__DIRECTIONS FOR THIS TASK__
Among the entries below, find the lines that hold the word "Czas" and report them.

↓↓↓

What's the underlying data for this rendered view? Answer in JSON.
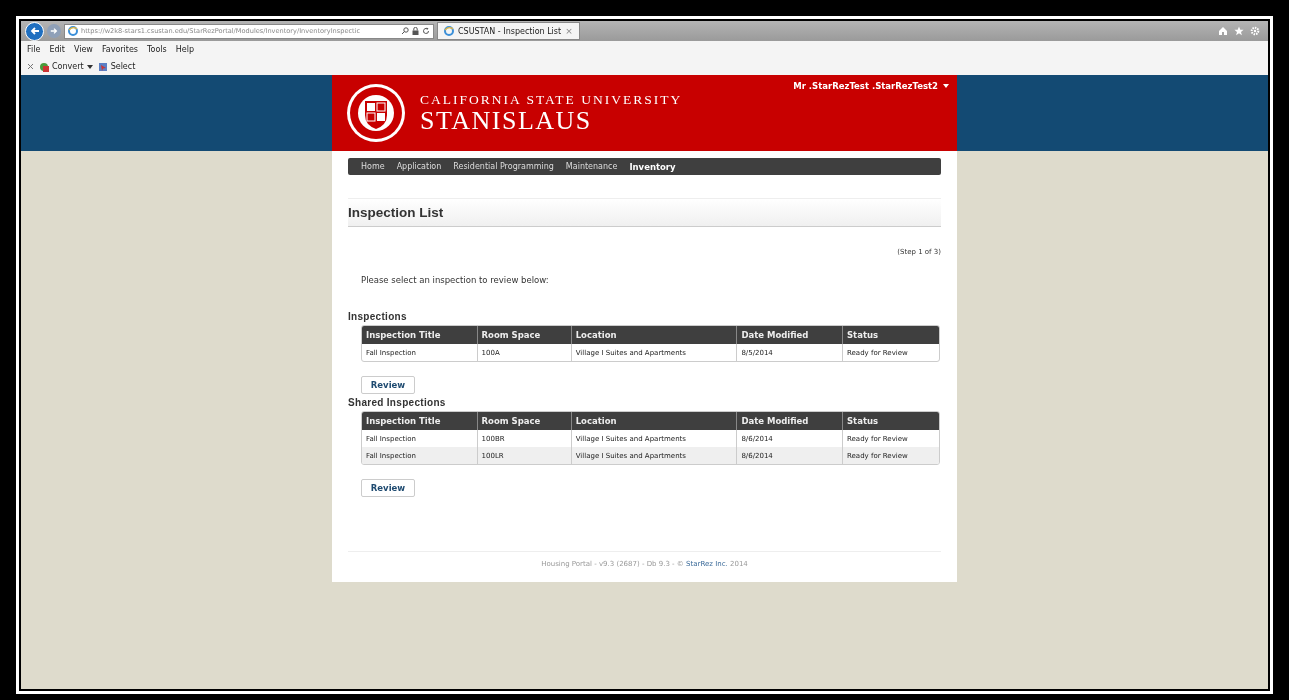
{
  "browser": {
    "address": "https://w2k8-stars1.csustan.edu/StarRezPortal/Modules/Inventory/InventoryInspectic",
    "tabs": [
      {
        "label": "CSUSTAN - Inspection List",
        "close": "×",
        "selected": true
      }
    ],
    "menu": [
      "File",
      "Edit",
      "View",
      "Favorites",
      "Tools",
      "Help"
    ],
    "toolbar": [
      {
        "kind": "dropdown",
        "label": "Convert"
      },
      {
        "kind": "button",
        "label": "Select"
      }
    ]
  },
  "header": {
    "line1": "CALIFORNIA STATE UNIVERSITY",
    "line2": "STANISLAUS",
    "user": "Mr .StarRezTest .StarRezTest2"
  },
  "nav": [
    {
      "label": "Home",
      "selected": false
    },
    {
      "label": "Application",
      "selected": false
    },
    {
      "label": "Residential Programming",
      "selected": false
    },
    {
      "label": "Maintenance",
      "selected": false
    },
    {
      "label": "Inventory",
      "selected": true
    }
  ],
  "page": {
    "title": "Inspection List",
    "step": "(Step 1 of 3)",
    "prompt": "Please select an inspection to review below:",
    "sections": [
      {
        "heading": "Inspections",
        "columns": [
          "Inspection Title",
          "Room Space",
          "Location",
          "Date Modified",
          "Status"
        ],
        "rows": [
          [
            "Fall Inspection",
            "100A",
            "Village I Suites and Apartments",
            "8/5/2014",
            "Ready for Review"
          ]
        ],
        "button": "Review"
      },
      {
        "heading": "Shared Inspections",
        "columns": [
          "Inspection Title",
          "Room Space",
          "Location",
          "Date Modified",
          "Status"
        ],
        "rows": [
          [
            "Fall Inspection",
            "100BR",
            "Village I Suites and Apartments",
            "8/6/2014",
            "Ready for Review"
          ],
          [
            "Fall Inspection",
            "100LR",
            "Village I Suites and Apartments",
            "8/6/2014",
            "Ready for Review"
          ]
        ],
        "button": "Review"
      }
    ]
  },
  "footer": {
    "before": "Housing Portal - v9.3 (2687) - Db 9.3 - ©",
    "link": "StarRez Inc.",
    "after": "2014"
  }
}
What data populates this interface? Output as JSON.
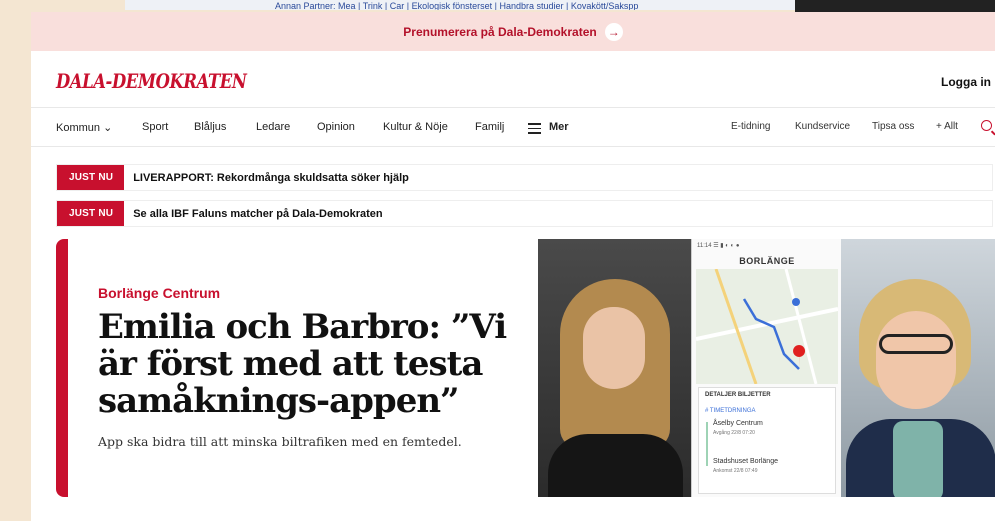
{
  "top_nav_fragment": "Annan Partner: Mea | Trink | Car | Ekologisk fönsterset | Handbra studier | Kovakött/Sakspp",
  "subscribe_banner": {
    "label": "Prenumerera på Dala-Demokraten",
    "arrow_icon": "arrow-right-icon"
  },
  "masthead": {
    "logo": "DALA-DEMOKRATEN",
    "login": "Logga in"
  },
  "nav": {
    "left": [
      "Kommun ⌄",
      "Sport",
      "Blåljus",
      "Ledare",
      "Opinion",
      "Kultur & Nöje",
      "Familj"
    ],
    "menu_label": "Mer",
    "right": [
      "E-tidning",
      "Kundservice",
      "Tipsa oss",
      "+ Allt"
    ],
    "search_icon": "search-icon"
  },
  "breaking": [
    {
      "tag": "JUST NU",
      "text": "LIVERAPPORT: Rekordmånga skuldsatta söker hjälp"
    },
    {
      "tag": "JUST NU",
      "text": "Se alla IBF Faluns matcher på Dala-Demokraten"
    }
  ],
  "lead_story": {
    "kicker": "Borlänge Centrum",
    "headline": "Emilia och Barbro: ”Vi är först med att testa samåknings-appen”",
    "lede": "App ska bidra till att minska biltrafiken med en femtedel.",
    "phone": {
      "status": "11:14 ☰ ▮ ◐ ◐ ●",
      "title": "BORLÄNGE",
      "tabs": "DETALJER   BILJETTER",
      "section": "# TIMETDRNINGA",
      "stop1": "Åselby Centrum",
      "stop1_time": "Avgång 22/8 07:20",
      "stop2": "Stadshuset Borlänge",
      "stop2_time": "Ankomst 22/8 07:49"
    }
  },
  "colors": {
    "brand": "#c8102e",
    "banner_bg": "#f9dfdc"
  }
}
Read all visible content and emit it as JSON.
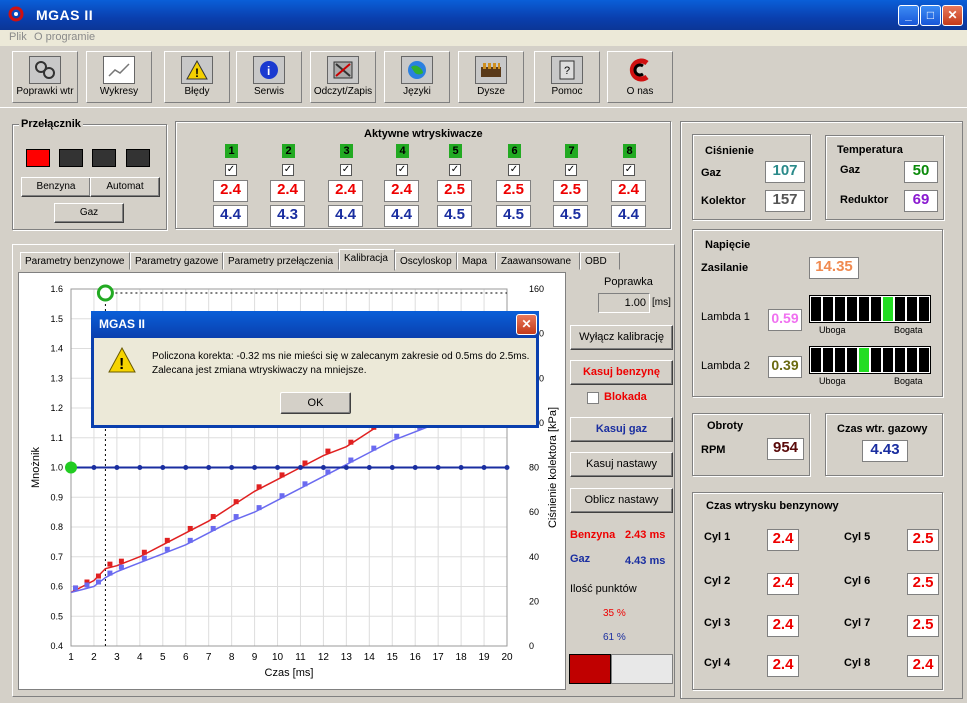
{
  "window": {
    "title": "MGAS II"
  },
  "menu": [
    "Plik",
    "O programie"
  ],
  "toolbar": [
    {
      "label": "Poprawki wtr",
      "icon": "tools-icon"
    },
    {
      "label": "Wykresy",
      "icon": "chart-icon"
    },
    {
      "label": "Błędy",
      "icon": "warning-icon"
    },
    {
      "label": "Serwis",
      "icon": "info-icon"
    },
    {
      "label": "Odczyt/Zapis",
      "icon": "read-write-icon"
    },
    {
      "label": "Języki",
      "icon": "globe-icon"
    },
    {
      "label": "Dysze",
      "icon": "nozzles-icon"
    },
    {
      "label": "Pomoc",
      "icon": "help-icon"
    },
    {
      "label": "O nas",
      "icon": "logo-icon"
    }
  ],
  "switch": {
    "title": "Przełącznik",
    "benzyna": "Benzyna",
    "automat": "Automat",
    "gaz": "Gaz"
  },
  "injectors": {
    "title": "Aktywne wtryskiwacze",
    "nums": [
      "1",
      "2",
      "3",
      "4",
      "5",
      "6",
      "7",
      "8"
    ],
    "benz": [
      "2.4",
      "2.4",
      "2.4",
      "2.4",
      "2.5",
      "2.5",
      "2.5",
      "2.4"
    ],
    "gas": [
      "4.4",
      "4.3",
      "4.4",
      "4.4",
      "4.5",
      "4.5",
      "4.5",
      "4.4"
    ]
  },
  "tabs": [
    "Parametry benzynowe",
    "Parametry gazowe",
    "Parametry przełączenia",
    "Kalibracja",
    "Oscyloskop",
    "Mapa",
    "Zaawansowane",
    "OBD"
  ],
  "calib": {
    "poprawka_label": "Poprawka",
    "poprawka_value": "1.00",
    "poprawka_unit": "[ms]",
    "btn_off": "Wyłącz kalibrację",
    "btn_kasuj_benz": "Kasuj benzynę",
    "blokada": "Blokada",
    "btn_kasuj_gaz": "Kasuj gaz",
    "btn_kasuj_nast": "Kasuj nastawy",
    "btn_oblicz": "Oblicz nastawy",
    "benzyna_label": "Benzyna",
    "benzyna_val": "2.43 ms",
    "gaz_label": "Gaz",
    "gaz_val": "4.43 ms",
    "points_label": "Ilość punktów",
    "pts_benz": "35 %",
    "pts_gaz": "61 %"
  },
  "chart_data": {
    "type": "line",
    "xlabel": "Czas [ms]",
    "ylabel": "Mnożnik",
    "y2label": "Ciśnienie kolektora [kPa]",
    "xlim": [
      1,
      20
    ],
    "ylim": [
      0.4,
      1.6
    ],
    "y2lim": [
      0,
      160
    ],
    "x_ticks": [
      "1",
      "2",
      "3",
      "4",
      "5",
      "6",
      "7",
      "8",
      "9",
      "10",
      "11",
      "12",
      "13",
      "14",
      "15",
      "16",
      "17",
      "18",
      "19",
      "20"
    ],
    "y_ticks": [
      "0.4",
      "0.5",
      "0.6",
      "0.7",
      "0.8",
      "0.9",
      "1.0",
      "1.1",
      "1.2",
      "1.3",
      "1.4",
      "1.5",
      "1.6"
    ],
    "y2_ticks": [
      "0",
      "20",
      "40",
      "60",
      "80",
      "100",
      "120",
      "140",
      "160"
    ],
    "series": [
      {
        "name": "Benzyna",
        "color": "#e02020",
        "x": [
          1,
          1.5,
          2,
          2.5,
          3,
          4,
          5,
          6,
          7,
          8,
          9,
          10,
          11,
          12,
          13,
          14,
          15,
          16
        ],
        "y": [
          0.58,
          0.6,
          0.62,
          0.66,
          0.67,
          0.7,
          0.74,
          0.78,
          0.82,
          0.87,
          0.92,
          0.96,
          1.0,
          1.04,
          1.07,
          1.12,
          1.17,
          1.2
        ]
      },
      {
        "name": "Gaz",
        "color": "#6a6af0",
        "x": [
          1,
          1.5,
          2,
          2.5,
          3,
          4,
          5,
          6,
          7,
          8,
          9,
          10,
          11,
          12,
          13,
          14,
          15,
          16,
          17
        ],
        "y": [
          0.58,
          0.59,
          0.6,
          0.63,
          0.65,
          0.68,
          0.71,
          0.74,
          0.78,
          0.82,
          0.85,
          0.89,
          0.93,
          0.97,
          1.01,
          1.05,
          1.09,
          1.12,
          1.15
        ]
      },
      {
        "name": "Mnożnik",
        "color": "#1a2ea0",
        "x": [
          1,
          2,
          3,
          4,
          5,
          6,
          7,
          8,
          9,
          10,
          11,
          12,
          13,
          14,
          15,
          16,
          17,
          18,
          19,
          20
        ],
        "y": [
          1.0,
          1.0,
          1.0,
          1.0,
          1.0,
          1.0,
          1.0,
          1.0,
          1.0,
          1.0,
          1.0,
          1.0,
          1.0,
          1.0,
          1.0,
          1.0,
          1.0,
          1.0,
          1.0,
          1.0
        ]
      }
    ]
  },
  "pressure": {
    "title": "Ciśnienie",
    "gaz_label": "Gaz",
    "gaz": "107",
    "kol_label": "Kolektor",
    "kol": "157"
  },
  "temp": {
    "title": "Temperatura",
    "gaz_label": "Gaz",
    "gaz": "50",
    "red_label": "Reduktor",
    "red": "69"
  },
  "voltage": {
    "title": "Napięcie",
    "zas_label": "Zasilanie",
    "zas": "14.35",
    "l1_label": "Lambda 1",
    "l1": "0.59",
    "l2_label": "Lambda 2",
    "l2": "0.39",
    "uboga": "Uboga",
    "bogata": "Bogata",
    "l1_level": 0.7,
    "l2_level": 0.4
  },
  "rpm": {
    "title": "Obroty",
    "label": "RPM",
    "value": "954"
  },
  "gas_time": {
    "title": "Czas wtr. gazowy",
    "value": "4.43"
  },
  "benz_time": {
    "title": "Czas wtrysku benzynowy",
    "cyl": [
      {
        "label": "Cyl 1",
        "v": "2.4"
      },
      {
        "label": "Cyl 2",
        "v": "2.4"
      },
      {
        "label": "Cyl 3",
        "v": "2.4"
      },
      {
        "label": "Cyl 4",
        "v": "2.4"
      },
      {
        "label": "Cyl 5",
        "v": "2.5"
      },
      {
        "label": "Cyl 6",
        "v": "2.5"
      },
      {
        "label": "Cyl 7",
        "v": "2.5"
      },
      {
        "label": "Cyl 8",
        "v": "2.4"
      }
    ]
  },
  "dialog": {
    "title": "MGAS II",
    "line1": "Policzona korekta: -0.32 ms nie mieści się w zalecanym zakresie od 0.5ms do 2.5ms.",
    "line2": "Zalecana jest zmiana wtryskiwaczy na mniejsze.",
    "ok": "OK"
  }
}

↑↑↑

__SOLUTION__
    "xlabel": "Czas [ms]",
    "title": "Czas wtr. gazowy",
    "title": "Czas wtrysku benzynowy",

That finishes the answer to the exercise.